Bikes, skateboards, and rollerblades cruised the shut-down streets of Downtown Santa Monica in celebration of the annual COAST Festival on Sunday, Sept. 15. The city closed sections of Ocean Avenue, Colorado Esplanade, and Main Street from 10 a.m. to 4 p.m. to provide a car-free space for people to ride freely.

As a fairly new tradition to Santa Monica, the fourth annual COAST Festival aimed to inspire “people-powered and sustainable” transportation throughout the community, according to the city's official website. To this end, various artists collaborated with COAST for three weeks leading up to the event to host workshops on decorating bikes and helmets, creating cardboard signs, and designing masks.

Aside from road closures, Breeze Bike Share and Big Blue Bus rides were free all day in celebration of the event. The open streets and sidewalks made room for interactive pop-up activities. A roller rink adorned with a disco ball with music to match stood at the north end of Ocean Avenue. On Main Street, professional skateboarders ollied higher and higher off miniature ramps.
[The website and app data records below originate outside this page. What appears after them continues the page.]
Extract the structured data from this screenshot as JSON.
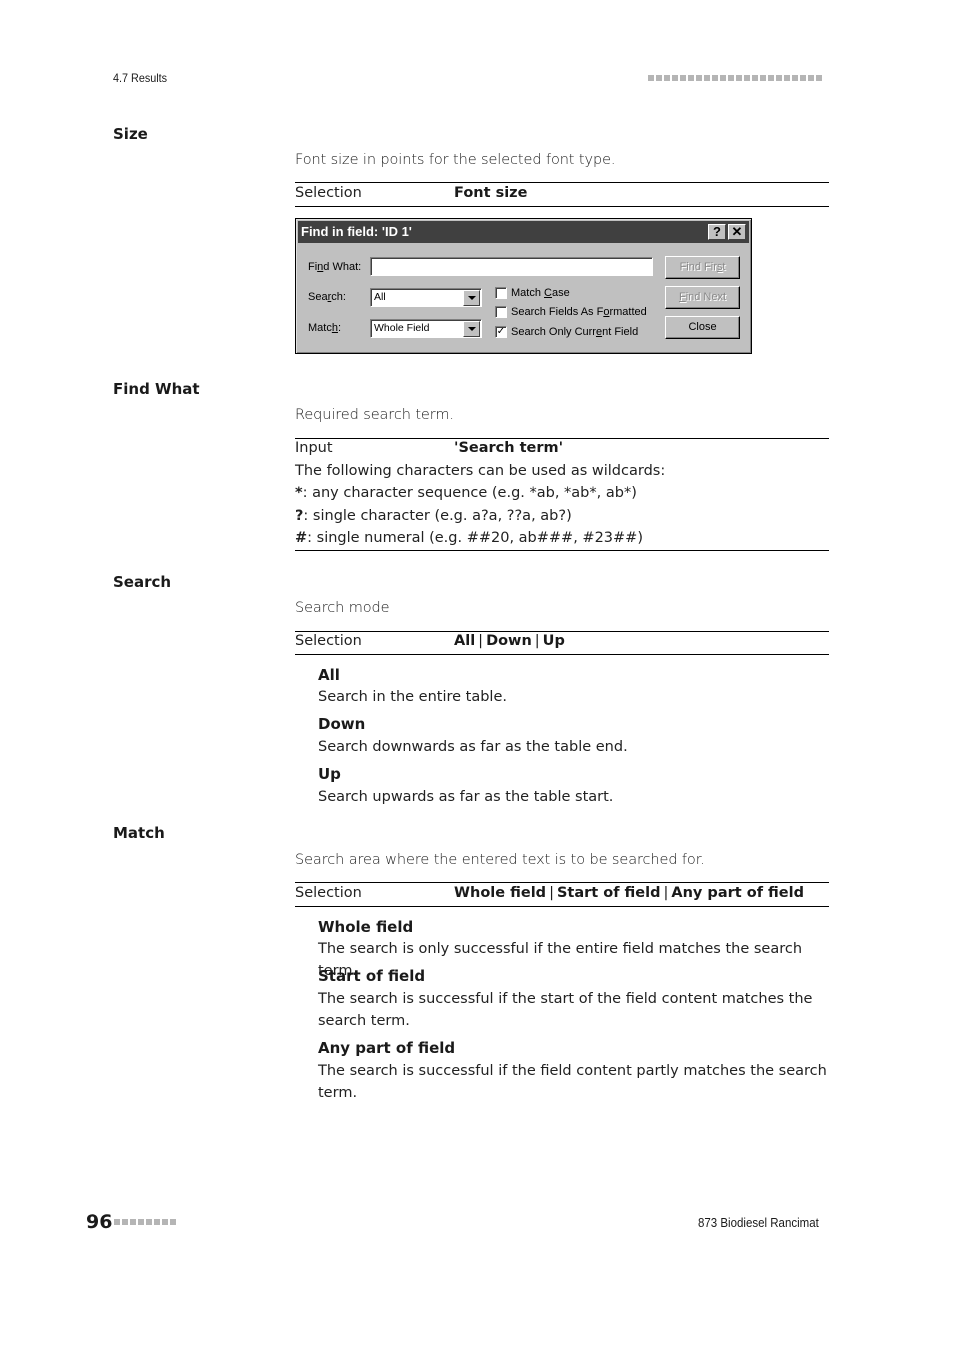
{
  "header": {
    "section": "4.7 Results",
    "square_count": 22
  },
  "footer": {
    "page_number": "96",
    "square_count": 8,
    "product": "873 Biodiesel Rancimat"
  },
  "sections": {
    "size": {
      "title": "Size",
      "description": "Font size in points for the selected font type.",
      "row_label": "Selection",
      "row_value": "Font size"
    },
    "find_what": {
      "title": "Find What",
      "description": "Required search term.",
      "row_label": "Input",
      "row_value": "'Search term'",
      "wildcard_intro": "The following characters can be used as wildcards:",
      "wildcards": [
        {
          "symbol": "*",
          "text": ": any character sequence (e.g. *ab, *ab*, ab*)"
        },
        {
          "symbol": "?",
          "text": ": single character (e.g. a?a, ??a, ab?)"
        },
        {
          "symbol": "#",
          "text": ": single numeral (e.g. ##20, ab###, #23##)"
        }
      ]
    },
    "search": {
      "title": "Search",
      "description": "Search mode",
      "row_label": "Selection",
      "values": [
        "All",
        "Down",
        "Up"
      ],
      "options": [
        {
          "title": "All",
          "desc": "Search in the entire table."
        },
        {
          "title": "Down",
          "desc": "Search downwards as far as the table end."
        },
        {
          "title": "Up",
          "desc": "Search upwards as far as the table start."
        }
      ]
    },
    "match": {
      "title": "Match",
      "description": "Search area where the entered text is to be searched for.",
      "row_label": "Selection",
      "values": [
        "Whole field",
        "Start of field",
        "Any part of field"
      ],
      "options": [
        {
          "title": "Whole field",
          "desc": "The search is only successful if the entire field matches the search term."
        },
        {
          "title": "Start of field",
          "desc": "The search is successful if the start of the field content matches the search term."
        },
        {
          "title": "Any part of field",
          "desc": "The search is successful if the field content partly matches the search term."
        }
      ]
    }
  },
  "dialog": {
    "title": "Find in field: 'ID 1'",
    "help_glyph": "?",
    "close_glyph": "✕",
    "find_what": {
      "label_pre": "Fi",
      "label_ul": "n",
      "label_post": "d What:",
      "value": ""
    },
    "search": {
      "label_pre": "Sea",
      "label_ul": "r",
      "label_post": "ch:",
      "value": "All"
    },
    "match": {
      "label_pre": "Matc",
      "label_ul": "h",
      "label_post": ":",
      "value": "Whole Field"
    },
    "checkboxes": [
      {
        "pre": "Match ",
        "ul": "C",
        "post": "ase",
        "checked": false
      },
      {
        "pre": "Search Fields As F",
        "ul": "o",
        "post": "rmatted",
        "checked": false
      },
      {
        "pre": "Search Only Curr",
        "ul": "e",
        "post": "nt Field",
        "checked": true
      }
    ],
    "buttons": {
      "find_first": {
        "pre": "Find Fir",
        "ul": "s",
        "post": "t",
        "disabled": true
      },
      "find_next": {
        "pre": "",
        "ul": "F",
        "post": "ind Next",
        "disabled": true
      },
      "close": {
        "label": "Close"
      }
    },
    "check_glyph": "✓"
  }
}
An abundant number of booths like Santa Monica Spoke, a non-profit organization dedicated to healthier and safer transportation, brought an educational aspect to the festival. The organization hosted an interactive immersive pop-up experience to teach children how to safely and confidently ride their bikes. The pop-up booth also offered free bike safety checks, including air pumping and minor repairs.

"Open street's events open our eyes to the possibilities of how we can interact, experience and enjoy our communities," said Cynthia Rose, director of Santa Monica Spoke. "[They] expand our views as to what is possible — streets that belong to people and not simply to moving cars."

As people cruised the open roads, various forms of entertainment appeared out of Main Street to saunter alongside attendees. Performers in face makeup paddled oversized bicycles and tin wagons, escorting costumed acrobats on stilts. The Mariachi Lindas Mexicanas sang for gathered crowds every half hour, while Dixieland band California Feet Warmers played their instruments while marching with groups of riders.

While the organizers of COAST emphasized sustainability and street safety, they also emphasized the power of community. With this goal in mind, the event coordinators aimed to make the day's festivities both immersive and interactive for participants.

"This year we saw even more ways for people to enjoy art, entertainment and community interactions," Rose continued. "More events and activities… [gave] folks ways they could become part of the experience the day of."

In addition, artist Molly Allis encouraged attendees to contribute to a community mural, located at the forefront of COAST. Illustrated by Allis, the artist allowed kids and adults alike to use markers to bring the mural to life.

"It was wonderful to see so many families and kids exploring and enjoying two miles of open streets," said Constance Farrell, Public Information Officer for the city of Santa Monica. "We hope it inspired residents to opt for car-free ways to get around in everyday life.”

Bike animation by Tanya Azari, adapted from original design by Luc Awater